This test measures the actual amount of hepatitis B in a blood sample, which helps determine whether the virus is reproducing in the liver.
 
A person with detectable viral load greater than 20,000 international units per millilitre (IU/mL) of blood indicates that the virus is active and has the greatest potential to cause damage to the liver.

The hepatitis B programme is under the Department of Clinical Services at the Ministry of Health. The Central Public Health laboratory however handles the laboratory services which have a component of screening information and monitoring.

The government is focusing on screening the population of fifteen years and above. Those that are found negative are vaccinated while those that are found positive have to go through viral load tests before they are initiated on treatment aimed at ensuring that the virus does not continue to damage the liver leading to liver cancer.
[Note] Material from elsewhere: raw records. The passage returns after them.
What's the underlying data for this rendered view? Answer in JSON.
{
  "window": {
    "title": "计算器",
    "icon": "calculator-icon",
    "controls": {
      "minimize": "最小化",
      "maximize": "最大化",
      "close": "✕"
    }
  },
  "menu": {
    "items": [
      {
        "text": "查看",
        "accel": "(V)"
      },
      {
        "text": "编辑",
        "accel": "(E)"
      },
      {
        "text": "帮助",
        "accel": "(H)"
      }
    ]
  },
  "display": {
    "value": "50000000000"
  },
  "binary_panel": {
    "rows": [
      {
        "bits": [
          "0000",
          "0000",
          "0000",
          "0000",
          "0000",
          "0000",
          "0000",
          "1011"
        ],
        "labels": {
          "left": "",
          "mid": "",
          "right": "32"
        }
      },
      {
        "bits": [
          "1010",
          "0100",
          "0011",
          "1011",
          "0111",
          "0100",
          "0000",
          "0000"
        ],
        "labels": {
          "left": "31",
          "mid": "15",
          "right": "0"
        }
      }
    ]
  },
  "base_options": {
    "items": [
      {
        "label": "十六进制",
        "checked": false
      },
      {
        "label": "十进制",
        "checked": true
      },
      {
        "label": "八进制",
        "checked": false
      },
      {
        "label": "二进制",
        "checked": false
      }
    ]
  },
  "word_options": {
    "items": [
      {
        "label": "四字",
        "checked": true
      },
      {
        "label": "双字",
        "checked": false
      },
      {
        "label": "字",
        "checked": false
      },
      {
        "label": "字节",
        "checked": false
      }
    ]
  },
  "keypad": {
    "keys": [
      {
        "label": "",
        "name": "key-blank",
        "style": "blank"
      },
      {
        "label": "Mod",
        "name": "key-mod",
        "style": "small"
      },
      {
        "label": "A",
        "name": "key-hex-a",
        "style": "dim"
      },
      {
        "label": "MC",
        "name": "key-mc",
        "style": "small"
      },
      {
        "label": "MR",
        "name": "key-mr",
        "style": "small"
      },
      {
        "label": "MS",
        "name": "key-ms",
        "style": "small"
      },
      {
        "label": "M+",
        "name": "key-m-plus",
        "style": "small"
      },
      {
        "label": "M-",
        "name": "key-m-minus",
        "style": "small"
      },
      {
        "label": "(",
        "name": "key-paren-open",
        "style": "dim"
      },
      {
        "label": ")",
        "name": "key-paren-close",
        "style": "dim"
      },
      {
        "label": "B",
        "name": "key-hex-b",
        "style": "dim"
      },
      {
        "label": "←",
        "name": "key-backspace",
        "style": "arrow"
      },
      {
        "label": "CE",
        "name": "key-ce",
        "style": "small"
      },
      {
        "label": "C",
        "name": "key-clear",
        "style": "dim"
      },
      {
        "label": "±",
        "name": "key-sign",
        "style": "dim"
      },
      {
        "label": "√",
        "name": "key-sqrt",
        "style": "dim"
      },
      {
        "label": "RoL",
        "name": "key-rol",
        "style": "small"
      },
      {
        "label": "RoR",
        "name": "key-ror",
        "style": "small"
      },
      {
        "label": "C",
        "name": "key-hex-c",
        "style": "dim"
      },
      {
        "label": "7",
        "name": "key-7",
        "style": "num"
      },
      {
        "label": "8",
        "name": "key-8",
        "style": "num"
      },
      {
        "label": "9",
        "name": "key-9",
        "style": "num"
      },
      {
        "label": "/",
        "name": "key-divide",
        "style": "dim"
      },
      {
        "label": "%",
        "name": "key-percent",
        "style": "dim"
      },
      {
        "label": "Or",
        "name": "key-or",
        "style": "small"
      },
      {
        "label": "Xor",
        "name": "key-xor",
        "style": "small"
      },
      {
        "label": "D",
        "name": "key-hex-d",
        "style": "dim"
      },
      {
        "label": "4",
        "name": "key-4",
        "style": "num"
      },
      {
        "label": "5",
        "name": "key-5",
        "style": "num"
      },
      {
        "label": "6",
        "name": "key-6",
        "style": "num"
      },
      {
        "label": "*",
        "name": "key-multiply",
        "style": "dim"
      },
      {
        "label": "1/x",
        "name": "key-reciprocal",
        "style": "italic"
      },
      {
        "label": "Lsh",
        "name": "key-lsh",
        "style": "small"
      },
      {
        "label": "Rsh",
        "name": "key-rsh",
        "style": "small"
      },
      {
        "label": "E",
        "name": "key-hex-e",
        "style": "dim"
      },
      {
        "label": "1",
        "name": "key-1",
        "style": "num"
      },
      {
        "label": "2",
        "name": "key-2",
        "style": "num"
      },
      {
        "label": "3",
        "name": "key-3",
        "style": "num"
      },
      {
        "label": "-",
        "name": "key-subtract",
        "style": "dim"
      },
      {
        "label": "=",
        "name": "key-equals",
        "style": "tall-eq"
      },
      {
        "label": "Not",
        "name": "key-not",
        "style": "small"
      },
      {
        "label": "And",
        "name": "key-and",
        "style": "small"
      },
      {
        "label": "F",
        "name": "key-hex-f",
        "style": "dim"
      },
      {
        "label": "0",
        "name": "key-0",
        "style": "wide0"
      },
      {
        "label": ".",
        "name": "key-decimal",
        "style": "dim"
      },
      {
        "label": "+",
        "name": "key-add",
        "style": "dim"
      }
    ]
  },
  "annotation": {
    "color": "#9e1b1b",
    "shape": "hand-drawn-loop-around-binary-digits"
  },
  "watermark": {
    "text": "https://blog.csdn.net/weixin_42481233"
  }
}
Uganda Radio Network was granted a guided tour at the laboratories in Butabika where the ultra-modern DNA machines have been installed.

The machines are able to run viral loads for HIV/AIDS, hepatitis B and other tests like sickle cell screening in children.

But as the services get rolled out, officials at the laboratory are worried that they may not be able to sustain the laboratories due to likely shortage of the reagents.

The available reagents were provided by suppliers or the new DNA machines and testing kits.
Top health ministry officials together with technical persons from the laboratory were on Friday meeting in Jinja to draw a plan on how to roll out the service.

The Ministry's Permanent Secretary Dr. Diana Atwine has promised to work with the Ministry of Finance to purchase the reagents through National Medical Stores. Uganda is among the countries committed to the ambitious global target of eliminating viral hepatitis by 2030.
 
These targets apply to everyone at risk of viral hepatitis infection.
 
Globally, the viral hepatitis pandemic takes a heavy toll on lives, communities and health systems. It is responsible for an estimated 1.4 million deaths per year from acute infection and hepatitis-related liver cancer and cirrhosis - atoll comparable to that of HIV and tuberculosis.